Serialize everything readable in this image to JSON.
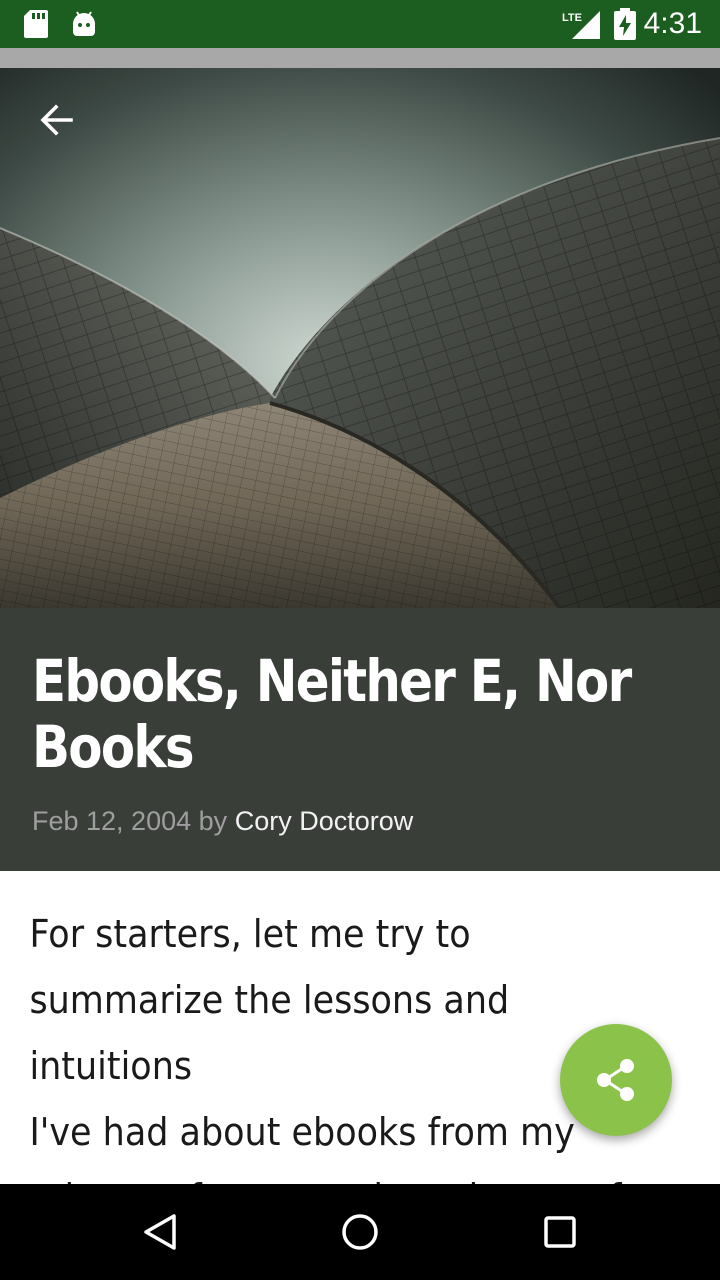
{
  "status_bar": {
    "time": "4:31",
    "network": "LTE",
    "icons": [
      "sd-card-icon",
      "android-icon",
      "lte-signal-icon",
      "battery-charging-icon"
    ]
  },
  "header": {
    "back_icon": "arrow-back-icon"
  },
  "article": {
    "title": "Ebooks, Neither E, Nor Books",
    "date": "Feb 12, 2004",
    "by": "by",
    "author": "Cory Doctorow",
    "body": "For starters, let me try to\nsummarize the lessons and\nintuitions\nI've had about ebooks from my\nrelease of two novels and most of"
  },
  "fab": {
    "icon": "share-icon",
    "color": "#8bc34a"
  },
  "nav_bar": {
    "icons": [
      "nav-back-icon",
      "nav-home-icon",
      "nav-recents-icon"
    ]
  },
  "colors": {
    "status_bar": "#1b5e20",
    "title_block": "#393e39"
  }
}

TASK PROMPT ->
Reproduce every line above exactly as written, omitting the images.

SOLUTION TO THIS EXERCISE ->
Serialize everything readable in this image to JSON.
{
  "status_bar": {
    "time": "4:31",
    "network": "LTE",
    "icons": [
      "sd-card-icon",
      "android-icon",
      "lte-signal-icon",
      "battery-charging-icon"
    ]
  },
  "header": {
    "back_icon": "arrow-back-icon"
  },
  "article": {
    "title": "Ebooks, Neither E, Nor Books",
    "date": "Feb 12, 2004",
    "by": "by",
    "author": "Cory Doctorow",
    "body": "For starters, let me try to\nsummarize the lessons and\nintuitions\nI've had about ebooks from my\nrelease of two novels and most of"
  },
  "fab": {
    "icon": "share-icon",
    "color": "#8bc34a"
  },
  "nav_bar": {
    "icons": [
      "nav-back-icon",
      "nav-home-icon",
      "nav-recents-icon"
    ]
  },
  "colors": {
    "status_bar": "#1b5e20",
    "title_block": "#393e39"
  }
}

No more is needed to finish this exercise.